START INPUT DATA
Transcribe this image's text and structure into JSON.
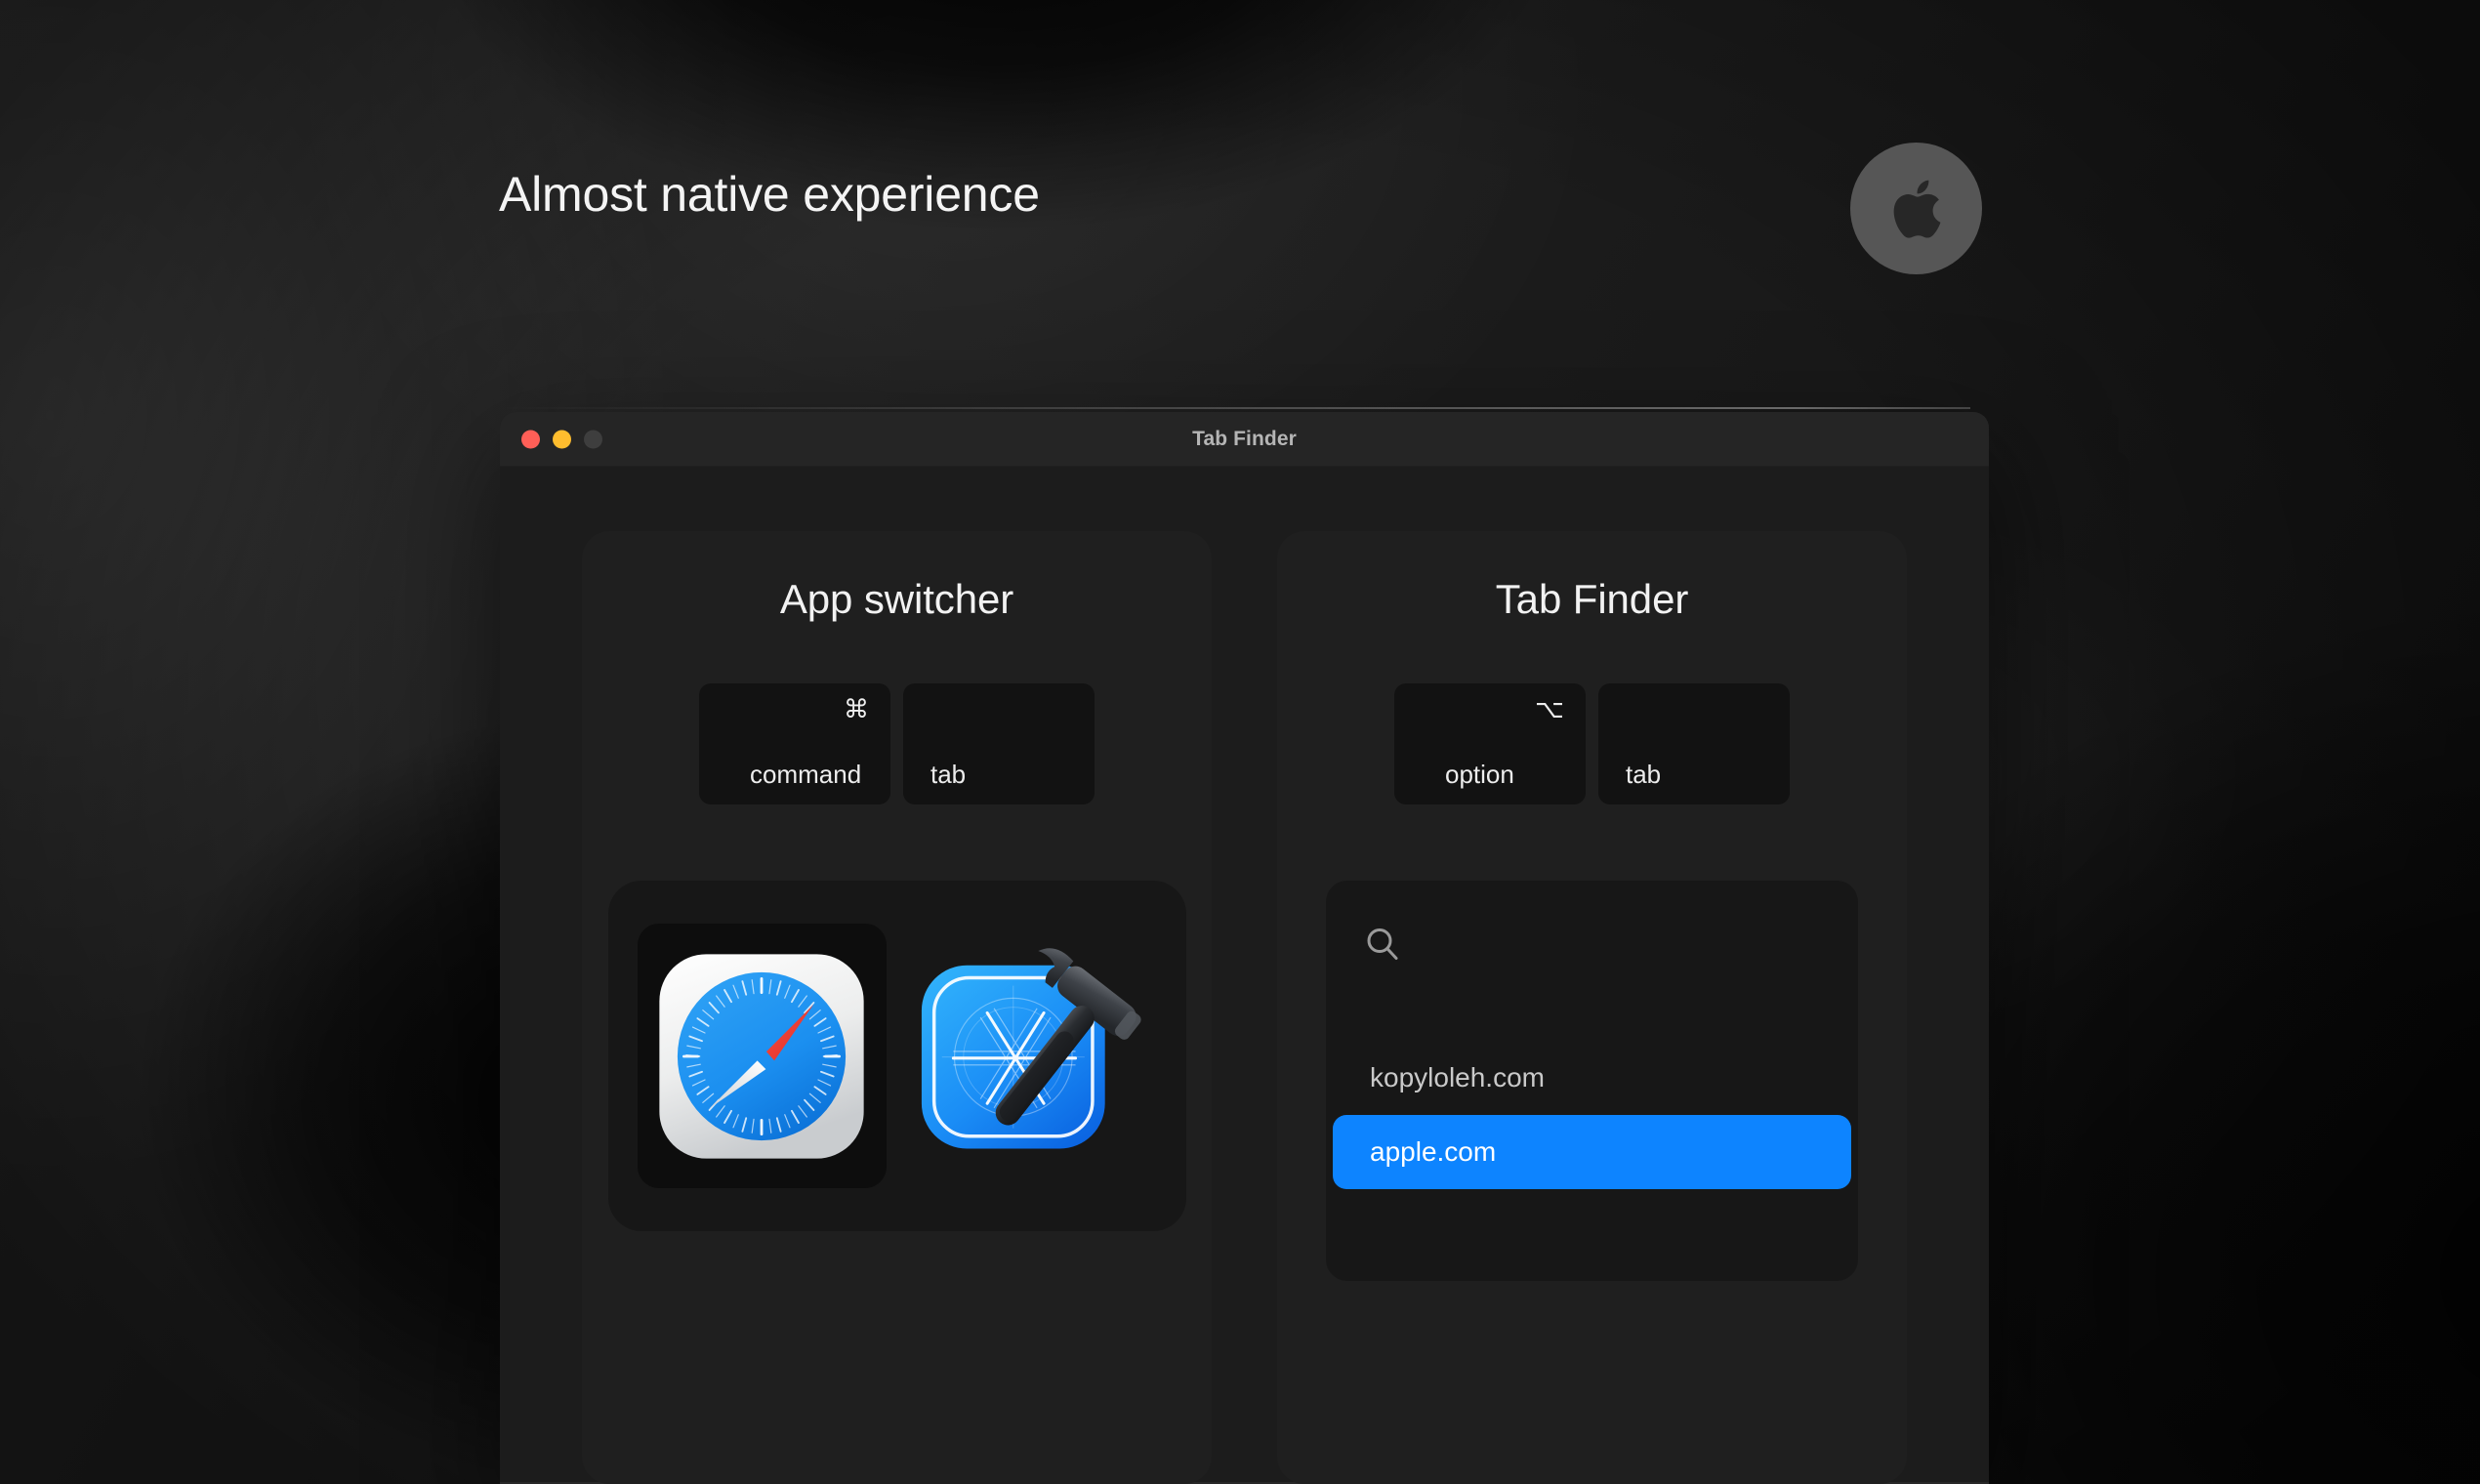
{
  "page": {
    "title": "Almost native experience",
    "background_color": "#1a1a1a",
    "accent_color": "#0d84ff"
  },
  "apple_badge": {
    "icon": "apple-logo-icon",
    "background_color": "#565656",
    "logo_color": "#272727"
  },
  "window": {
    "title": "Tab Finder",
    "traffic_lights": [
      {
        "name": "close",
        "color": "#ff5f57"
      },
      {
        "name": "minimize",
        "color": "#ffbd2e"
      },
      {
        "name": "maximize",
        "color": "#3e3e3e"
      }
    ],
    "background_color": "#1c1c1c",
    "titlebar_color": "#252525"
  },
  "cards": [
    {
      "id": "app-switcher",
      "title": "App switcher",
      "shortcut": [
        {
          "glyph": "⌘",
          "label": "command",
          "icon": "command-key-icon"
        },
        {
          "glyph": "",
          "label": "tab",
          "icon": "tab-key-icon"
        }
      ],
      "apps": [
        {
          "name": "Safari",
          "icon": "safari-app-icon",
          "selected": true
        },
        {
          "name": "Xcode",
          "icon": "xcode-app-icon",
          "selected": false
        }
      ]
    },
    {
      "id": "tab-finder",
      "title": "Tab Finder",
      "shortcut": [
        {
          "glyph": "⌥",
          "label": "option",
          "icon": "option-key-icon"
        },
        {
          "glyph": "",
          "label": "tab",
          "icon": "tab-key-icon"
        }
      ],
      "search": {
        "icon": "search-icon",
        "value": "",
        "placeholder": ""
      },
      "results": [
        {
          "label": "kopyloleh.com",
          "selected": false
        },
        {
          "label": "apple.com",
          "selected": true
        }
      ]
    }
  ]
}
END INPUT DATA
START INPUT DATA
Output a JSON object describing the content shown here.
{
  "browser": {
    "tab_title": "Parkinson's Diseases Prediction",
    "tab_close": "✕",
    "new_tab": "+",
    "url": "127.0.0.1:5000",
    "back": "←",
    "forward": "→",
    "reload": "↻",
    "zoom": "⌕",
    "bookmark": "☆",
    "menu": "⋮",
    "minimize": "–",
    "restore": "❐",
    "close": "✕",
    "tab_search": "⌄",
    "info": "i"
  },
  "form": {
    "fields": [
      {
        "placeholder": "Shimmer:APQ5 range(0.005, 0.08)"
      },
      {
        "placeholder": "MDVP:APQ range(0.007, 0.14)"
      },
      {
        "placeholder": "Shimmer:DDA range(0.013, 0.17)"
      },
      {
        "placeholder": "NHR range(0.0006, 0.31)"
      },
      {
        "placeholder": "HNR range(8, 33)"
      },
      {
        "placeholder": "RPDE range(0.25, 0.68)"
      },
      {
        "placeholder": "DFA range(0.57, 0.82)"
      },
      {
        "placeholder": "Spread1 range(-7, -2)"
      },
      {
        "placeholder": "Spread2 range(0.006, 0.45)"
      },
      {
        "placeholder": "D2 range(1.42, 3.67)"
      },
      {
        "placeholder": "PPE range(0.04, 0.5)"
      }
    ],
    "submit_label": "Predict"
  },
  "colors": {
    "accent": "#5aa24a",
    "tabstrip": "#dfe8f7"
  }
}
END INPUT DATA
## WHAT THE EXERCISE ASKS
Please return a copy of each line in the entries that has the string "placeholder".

## WORKED SOLUTION
        "placeholder": ""
        "placeholder": "Shimmer:APQ5 range(0.005, 0.08)"
        "placeholder": "MDVP:APQ range(0.007, 0.14)"
        "placeholder": "Shimmer:DDA range(0.013, 0.17)"
        "placeholder": "NHR range(0.0006, 0.31)"
        "placeholder": "HNR range(8, 33)"
        "placeholder": "RPDE range(0.25, 0.68)"
        "placeholder": "DFA range(0.57, 0.82)"
        "placeholder": "Spread1 range(-7, -2)"
        "placeholder": "Spread2 range(0.006, 0.45)"
        "placeholder": "D2 range(1.42, 3.67)"
        "placeholder": "PPE range(0.04, 0.5)"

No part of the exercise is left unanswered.